The electrical wires within the colored tube are easily locatable in this embodiment. For fire alarm detection or response systems, tube with a red color can be used. By locating the red-colored tubes, one has located the electrical wires for the fire alarm detection and response system.
This same installation method can be used for other applications with tube containing different colors. Tube made using the process described herein and containing another color, such as green or yellow, may be installed in or near a building. Electrical wire for other applications, such as computing applications, security, lighting, motion tracking, ventilation, air conditioning, and heating is then placed within the tube and may be connected to the building's central computing or data collection system.
In this manner, the wire for these applications can be easily located in times of need by locating tube with the appropriate color. Additional systems, such as sprinkler systems or gas systems containing gases such as oxygen or compressed air, can be incorporated into tube made according to the invention described herein and containing a different color, such as blue, orange, or other color, and that has been installed in or near a building.
A particular building may contain two or more separately colored tubes.
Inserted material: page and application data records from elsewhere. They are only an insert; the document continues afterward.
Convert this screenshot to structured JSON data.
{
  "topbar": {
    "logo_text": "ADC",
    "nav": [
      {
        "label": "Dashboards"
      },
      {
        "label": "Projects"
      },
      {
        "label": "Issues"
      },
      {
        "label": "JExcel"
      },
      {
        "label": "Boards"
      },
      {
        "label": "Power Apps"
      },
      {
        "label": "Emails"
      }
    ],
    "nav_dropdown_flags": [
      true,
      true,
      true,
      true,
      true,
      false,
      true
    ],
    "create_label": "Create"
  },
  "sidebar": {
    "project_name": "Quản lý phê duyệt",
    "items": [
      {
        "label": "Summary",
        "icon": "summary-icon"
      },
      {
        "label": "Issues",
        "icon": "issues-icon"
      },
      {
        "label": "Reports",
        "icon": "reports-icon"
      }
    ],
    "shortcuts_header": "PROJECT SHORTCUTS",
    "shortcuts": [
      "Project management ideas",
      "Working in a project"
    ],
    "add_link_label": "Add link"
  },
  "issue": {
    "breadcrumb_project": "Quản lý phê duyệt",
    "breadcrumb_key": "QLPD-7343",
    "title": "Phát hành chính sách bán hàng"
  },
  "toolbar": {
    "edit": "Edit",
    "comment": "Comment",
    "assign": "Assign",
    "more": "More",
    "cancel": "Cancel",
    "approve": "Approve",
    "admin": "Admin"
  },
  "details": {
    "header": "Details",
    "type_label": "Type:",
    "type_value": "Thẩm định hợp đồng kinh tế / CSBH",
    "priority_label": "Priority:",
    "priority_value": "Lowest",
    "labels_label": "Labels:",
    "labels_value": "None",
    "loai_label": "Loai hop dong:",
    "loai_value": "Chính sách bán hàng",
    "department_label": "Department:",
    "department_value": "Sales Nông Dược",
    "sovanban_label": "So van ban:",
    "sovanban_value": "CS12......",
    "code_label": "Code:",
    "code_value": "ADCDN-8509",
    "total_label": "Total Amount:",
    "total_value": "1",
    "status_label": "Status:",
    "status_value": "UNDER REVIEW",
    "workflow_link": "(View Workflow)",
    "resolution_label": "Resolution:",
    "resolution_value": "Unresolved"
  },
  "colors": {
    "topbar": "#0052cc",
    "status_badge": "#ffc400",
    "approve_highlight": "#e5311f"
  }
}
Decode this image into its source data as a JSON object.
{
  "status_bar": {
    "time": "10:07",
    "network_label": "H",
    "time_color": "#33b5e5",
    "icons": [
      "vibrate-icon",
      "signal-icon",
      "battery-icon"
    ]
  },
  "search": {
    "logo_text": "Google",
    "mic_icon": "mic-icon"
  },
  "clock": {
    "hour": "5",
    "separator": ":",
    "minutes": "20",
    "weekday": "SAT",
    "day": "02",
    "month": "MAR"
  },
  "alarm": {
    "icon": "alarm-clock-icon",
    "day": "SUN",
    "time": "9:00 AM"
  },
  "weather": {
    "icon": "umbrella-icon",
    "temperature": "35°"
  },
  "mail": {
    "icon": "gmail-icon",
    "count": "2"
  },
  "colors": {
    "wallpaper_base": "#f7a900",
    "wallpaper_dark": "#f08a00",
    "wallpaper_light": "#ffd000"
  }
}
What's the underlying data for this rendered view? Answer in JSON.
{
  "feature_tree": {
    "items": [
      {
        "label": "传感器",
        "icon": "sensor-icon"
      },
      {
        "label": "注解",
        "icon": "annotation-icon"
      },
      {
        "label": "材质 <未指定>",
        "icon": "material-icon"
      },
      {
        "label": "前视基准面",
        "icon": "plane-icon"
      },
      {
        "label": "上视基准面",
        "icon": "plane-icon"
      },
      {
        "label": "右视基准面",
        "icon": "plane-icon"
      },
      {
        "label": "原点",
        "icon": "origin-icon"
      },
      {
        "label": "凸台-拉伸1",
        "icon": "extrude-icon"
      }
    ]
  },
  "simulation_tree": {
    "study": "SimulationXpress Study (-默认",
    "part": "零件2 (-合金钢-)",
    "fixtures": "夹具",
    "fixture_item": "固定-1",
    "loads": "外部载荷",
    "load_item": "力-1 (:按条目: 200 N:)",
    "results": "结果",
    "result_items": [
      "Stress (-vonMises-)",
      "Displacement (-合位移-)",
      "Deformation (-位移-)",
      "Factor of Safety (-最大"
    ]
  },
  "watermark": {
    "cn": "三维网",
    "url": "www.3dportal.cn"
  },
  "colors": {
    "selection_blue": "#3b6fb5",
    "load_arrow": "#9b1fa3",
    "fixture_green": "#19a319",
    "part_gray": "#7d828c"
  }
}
Each separately colored tube contains wires or other substances for distinct applications. For example, a particular building may contain red tube for fire detection and treatment wires and substances, green tube for computing wires, yellow tube for electrical wires related to lighting, blue tube for a water or a sprinkler system, and orange tube for motion tracking devices. The wires or other substances in one or more of the tubes may be connected to the building's central computing system or systems. This central system may consist of one or more computers or computing devices. This central system may be used to collect the information provided by and coordinate the activity of the substances in each separately colored tube.
While the invention has been described with respect to specific examples and embodiments including presently preferred modes of carrying out the invention, those skilled in the art will appreciate that there are numerous variations and permutations of the above described substances and methods that fall within the spirit and scope of the invention.